**Data records:**
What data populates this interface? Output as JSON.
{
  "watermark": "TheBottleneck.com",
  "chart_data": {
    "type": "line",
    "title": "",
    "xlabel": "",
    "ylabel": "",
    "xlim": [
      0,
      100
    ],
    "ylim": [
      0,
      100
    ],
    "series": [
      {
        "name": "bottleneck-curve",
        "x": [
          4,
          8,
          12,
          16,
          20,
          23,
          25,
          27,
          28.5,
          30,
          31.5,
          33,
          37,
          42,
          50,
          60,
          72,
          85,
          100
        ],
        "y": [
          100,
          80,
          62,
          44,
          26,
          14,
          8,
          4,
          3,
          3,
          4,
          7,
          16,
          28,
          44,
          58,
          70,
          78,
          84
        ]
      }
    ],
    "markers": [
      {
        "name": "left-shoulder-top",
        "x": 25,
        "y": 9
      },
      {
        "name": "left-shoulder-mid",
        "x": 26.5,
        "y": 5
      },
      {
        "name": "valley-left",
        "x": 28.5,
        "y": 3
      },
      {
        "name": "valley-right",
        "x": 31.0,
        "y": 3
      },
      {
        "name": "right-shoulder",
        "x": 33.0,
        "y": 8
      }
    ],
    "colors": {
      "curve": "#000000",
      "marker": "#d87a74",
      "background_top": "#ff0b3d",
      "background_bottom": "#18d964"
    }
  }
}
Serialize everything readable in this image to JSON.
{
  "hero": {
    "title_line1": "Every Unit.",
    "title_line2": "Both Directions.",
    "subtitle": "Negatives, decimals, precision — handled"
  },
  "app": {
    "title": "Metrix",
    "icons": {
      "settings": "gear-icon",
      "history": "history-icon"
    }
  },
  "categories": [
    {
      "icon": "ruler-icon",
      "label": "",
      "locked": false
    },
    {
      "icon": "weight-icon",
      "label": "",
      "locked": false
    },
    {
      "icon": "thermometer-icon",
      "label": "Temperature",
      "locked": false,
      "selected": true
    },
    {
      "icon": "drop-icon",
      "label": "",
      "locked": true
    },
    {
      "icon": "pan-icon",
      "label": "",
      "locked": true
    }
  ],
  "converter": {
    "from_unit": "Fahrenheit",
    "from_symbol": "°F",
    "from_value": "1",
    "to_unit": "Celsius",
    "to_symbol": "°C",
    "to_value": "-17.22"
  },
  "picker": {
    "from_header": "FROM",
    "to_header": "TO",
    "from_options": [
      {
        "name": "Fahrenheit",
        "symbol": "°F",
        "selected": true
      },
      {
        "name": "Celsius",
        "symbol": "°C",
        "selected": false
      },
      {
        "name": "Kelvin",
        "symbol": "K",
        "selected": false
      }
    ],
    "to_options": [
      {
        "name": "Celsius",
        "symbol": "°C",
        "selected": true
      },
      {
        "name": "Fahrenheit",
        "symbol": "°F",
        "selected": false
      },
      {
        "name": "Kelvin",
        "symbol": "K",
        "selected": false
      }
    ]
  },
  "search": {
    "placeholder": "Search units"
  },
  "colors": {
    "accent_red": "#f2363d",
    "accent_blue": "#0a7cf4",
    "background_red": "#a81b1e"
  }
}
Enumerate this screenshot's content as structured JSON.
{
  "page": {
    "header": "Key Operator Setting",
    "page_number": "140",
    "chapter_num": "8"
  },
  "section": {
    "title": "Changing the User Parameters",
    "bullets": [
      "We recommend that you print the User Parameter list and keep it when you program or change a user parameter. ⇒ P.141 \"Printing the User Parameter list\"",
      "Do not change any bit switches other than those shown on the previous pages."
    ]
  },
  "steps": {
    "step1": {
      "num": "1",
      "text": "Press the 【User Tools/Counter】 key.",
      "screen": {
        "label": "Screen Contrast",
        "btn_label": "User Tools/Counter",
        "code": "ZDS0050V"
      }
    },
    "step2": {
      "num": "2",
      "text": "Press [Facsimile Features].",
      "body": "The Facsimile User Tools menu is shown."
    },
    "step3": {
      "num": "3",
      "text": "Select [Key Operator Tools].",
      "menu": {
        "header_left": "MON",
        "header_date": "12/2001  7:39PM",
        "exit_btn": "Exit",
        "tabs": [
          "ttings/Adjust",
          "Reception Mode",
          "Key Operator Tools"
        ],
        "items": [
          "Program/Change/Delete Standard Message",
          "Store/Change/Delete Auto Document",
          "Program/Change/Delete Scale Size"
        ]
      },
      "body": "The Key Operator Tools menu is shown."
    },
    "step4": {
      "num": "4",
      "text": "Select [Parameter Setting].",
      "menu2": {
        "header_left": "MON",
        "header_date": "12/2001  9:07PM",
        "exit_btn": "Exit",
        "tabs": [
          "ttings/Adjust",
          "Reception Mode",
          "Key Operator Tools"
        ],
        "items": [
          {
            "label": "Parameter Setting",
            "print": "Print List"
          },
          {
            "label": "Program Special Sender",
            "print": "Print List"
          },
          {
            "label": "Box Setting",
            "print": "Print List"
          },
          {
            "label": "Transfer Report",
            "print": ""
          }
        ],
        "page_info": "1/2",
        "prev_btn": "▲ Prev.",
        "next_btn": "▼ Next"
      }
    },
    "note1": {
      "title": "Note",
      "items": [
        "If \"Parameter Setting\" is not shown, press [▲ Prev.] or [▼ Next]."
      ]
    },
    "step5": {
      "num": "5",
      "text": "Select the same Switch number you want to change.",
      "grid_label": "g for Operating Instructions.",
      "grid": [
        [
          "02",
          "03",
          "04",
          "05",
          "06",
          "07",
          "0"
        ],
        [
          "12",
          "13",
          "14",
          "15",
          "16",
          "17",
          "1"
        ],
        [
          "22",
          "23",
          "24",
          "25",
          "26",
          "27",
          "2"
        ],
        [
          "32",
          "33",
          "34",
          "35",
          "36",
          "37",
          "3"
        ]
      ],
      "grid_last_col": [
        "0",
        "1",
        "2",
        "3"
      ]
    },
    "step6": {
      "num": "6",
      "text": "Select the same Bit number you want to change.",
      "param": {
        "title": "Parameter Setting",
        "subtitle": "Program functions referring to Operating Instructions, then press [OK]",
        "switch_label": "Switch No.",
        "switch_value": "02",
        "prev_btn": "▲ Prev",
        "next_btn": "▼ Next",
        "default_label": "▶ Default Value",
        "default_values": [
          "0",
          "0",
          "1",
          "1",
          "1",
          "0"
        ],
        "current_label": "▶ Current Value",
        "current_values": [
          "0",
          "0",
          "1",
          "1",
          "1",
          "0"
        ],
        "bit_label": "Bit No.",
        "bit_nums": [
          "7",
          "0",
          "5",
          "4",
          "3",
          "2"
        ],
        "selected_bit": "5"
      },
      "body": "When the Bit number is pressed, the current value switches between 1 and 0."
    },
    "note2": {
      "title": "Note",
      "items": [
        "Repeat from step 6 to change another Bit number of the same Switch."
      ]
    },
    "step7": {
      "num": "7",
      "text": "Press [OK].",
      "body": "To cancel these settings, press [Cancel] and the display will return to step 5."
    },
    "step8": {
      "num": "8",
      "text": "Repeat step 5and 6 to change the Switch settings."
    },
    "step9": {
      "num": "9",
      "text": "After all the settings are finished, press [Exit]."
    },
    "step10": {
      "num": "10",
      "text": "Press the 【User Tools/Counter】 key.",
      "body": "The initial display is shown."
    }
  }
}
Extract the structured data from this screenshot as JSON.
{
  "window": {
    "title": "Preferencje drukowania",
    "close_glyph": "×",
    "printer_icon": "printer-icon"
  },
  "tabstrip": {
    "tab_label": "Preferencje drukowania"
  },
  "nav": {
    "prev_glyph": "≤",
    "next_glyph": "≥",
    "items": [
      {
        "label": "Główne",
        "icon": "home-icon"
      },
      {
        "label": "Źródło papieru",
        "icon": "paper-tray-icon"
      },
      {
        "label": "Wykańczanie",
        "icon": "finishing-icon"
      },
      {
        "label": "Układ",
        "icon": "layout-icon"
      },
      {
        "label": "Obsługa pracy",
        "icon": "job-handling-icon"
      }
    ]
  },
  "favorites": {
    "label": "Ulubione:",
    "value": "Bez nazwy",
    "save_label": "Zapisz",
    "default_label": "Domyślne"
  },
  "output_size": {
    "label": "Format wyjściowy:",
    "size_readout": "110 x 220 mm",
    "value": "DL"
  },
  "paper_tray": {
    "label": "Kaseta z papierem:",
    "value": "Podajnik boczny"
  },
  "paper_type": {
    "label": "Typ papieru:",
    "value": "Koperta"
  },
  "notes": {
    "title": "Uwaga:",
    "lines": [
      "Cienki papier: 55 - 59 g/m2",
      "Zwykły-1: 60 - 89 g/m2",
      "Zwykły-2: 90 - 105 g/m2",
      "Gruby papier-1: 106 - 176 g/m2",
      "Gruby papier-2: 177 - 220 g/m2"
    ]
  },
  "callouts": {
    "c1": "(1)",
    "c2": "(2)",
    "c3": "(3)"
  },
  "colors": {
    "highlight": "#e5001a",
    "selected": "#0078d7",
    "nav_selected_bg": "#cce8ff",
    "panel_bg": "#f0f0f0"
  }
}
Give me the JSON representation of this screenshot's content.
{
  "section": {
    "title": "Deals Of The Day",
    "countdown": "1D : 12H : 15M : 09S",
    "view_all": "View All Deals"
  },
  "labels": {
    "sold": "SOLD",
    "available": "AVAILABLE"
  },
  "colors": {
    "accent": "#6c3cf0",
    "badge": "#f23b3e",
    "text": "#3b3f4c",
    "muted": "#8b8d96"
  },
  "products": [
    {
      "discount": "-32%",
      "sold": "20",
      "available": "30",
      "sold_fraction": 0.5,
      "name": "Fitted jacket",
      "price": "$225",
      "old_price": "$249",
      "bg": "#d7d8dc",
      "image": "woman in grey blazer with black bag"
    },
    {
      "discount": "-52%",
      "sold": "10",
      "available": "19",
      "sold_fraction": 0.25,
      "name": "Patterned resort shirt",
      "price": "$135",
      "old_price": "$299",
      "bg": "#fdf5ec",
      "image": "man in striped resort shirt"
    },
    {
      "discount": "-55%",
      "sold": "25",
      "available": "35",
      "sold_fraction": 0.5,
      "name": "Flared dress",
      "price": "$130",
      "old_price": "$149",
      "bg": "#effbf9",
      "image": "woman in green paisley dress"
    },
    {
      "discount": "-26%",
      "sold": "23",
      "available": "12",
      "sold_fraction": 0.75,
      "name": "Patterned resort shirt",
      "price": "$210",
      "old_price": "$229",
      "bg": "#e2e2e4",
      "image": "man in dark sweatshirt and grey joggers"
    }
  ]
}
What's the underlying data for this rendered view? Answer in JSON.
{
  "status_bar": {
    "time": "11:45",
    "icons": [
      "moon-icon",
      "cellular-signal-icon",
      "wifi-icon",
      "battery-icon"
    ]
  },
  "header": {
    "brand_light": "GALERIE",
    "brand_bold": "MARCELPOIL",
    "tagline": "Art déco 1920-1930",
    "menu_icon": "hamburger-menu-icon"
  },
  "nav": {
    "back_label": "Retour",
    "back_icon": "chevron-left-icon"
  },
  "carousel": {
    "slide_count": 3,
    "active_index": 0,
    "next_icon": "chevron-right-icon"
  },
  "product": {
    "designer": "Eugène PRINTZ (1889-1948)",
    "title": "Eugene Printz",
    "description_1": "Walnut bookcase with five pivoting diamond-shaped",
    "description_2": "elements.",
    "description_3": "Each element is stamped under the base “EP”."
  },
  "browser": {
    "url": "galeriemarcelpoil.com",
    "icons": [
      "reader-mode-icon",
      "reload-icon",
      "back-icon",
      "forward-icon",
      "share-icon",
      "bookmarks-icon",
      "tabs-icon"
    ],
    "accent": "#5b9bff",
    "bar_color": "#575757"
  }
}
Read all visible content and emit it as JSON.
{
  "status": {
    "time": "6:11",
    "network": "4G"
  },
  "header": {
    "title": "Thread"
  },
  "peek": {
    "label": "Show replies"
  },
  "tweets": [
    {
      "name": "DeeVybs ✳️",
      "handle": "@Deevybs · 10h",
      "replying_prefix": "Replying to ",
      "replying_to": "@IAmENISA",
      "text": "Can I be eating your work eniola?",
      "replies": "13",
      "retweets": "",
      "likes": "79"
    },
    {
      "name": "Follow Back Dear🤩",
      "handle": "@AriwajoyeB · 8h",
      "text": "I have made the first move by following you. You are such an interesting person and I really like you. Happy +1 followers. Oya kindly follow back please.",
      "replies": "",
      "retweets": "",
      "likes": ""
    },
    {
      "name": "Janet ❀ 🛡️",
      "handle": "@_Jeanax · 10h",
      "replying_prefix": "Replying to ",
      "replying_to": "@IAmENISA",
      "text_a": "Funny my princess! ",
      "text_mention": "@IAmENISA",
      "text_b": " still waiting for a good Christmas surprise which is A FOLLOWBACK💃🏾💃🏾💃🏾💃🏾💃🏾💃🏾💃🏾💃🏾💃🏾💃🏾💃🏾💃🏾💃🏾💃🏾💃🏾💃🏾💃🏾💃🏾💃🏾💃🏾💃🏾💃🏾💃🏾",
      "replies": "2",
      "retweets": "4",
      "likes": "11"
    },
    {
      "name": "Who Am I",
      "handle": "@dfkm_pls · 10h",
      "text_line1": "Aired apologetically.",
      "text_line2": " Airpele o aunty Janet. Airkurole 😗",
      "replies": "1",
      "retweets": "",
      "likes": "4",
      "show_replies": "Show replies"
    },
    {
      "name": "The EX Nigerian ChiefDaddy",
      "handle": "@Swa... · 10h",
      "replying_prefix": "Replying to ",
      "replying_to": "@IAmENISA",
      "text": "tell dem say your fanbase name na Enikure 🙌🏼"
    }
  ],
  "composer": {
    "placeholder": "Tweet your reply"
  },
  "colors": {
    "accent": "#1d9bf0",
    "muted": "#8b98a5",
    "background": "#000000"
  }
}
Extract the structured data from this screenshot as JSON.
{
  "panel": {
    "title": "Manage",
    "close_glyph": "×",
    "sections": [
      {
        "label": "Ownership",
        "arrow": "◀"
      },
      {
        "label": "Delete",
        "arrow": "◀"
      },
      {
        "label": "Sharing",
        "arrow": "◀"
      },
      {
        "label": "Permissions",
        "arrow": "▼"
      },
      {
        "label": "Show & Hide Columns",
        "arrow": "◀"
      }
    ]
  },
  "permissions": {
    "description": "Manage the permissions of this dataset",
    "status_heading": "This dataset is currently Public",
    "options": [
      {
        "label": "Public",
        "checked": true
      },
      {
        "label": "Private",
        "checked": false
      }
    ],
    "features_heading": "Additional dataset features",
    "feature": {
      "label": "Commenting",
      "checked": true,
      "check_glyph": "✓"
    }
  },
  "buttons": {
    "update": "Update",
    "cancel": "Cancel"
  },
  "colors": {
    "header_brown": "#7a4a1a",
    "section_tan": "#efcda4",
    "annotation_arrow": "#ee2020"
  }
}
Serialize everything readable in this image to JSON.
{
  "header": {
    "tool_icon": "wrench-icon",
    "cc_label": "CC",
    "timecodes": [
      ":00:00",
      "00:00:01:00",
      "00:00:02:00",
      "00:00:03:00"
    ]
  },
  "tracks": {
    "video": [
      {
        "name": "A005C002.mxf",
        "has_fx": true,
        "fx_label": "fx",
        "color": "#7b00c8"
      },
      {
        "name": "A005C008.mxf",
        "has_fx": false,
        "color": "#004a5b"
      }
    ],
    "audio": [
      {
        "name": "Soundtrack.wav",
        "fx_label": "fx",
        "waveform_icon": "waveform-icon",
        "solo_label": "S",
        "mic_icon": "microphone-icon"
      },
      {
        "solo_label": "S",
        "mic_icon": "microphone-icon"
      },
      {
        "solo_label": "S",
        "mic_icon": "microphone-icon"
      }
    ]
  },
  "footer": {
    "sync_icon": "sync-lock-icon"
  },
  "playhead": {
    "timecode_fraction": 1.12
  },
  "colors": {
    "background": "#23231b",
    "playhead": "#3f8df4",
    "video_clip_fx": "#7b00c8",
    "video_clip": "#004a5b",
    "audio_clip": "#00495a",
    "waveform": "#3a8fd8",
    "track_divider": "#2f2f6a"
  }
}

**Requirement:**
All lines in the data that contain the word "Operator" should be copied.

**Result of this exercise:**
    "header": "Key Operator Setting",
      "text": "Select [Key Operator Tools].",
          "Key Operator Tools"
      "body": "The Key Operator Tools menu is shown."
          "Key Operator Tools"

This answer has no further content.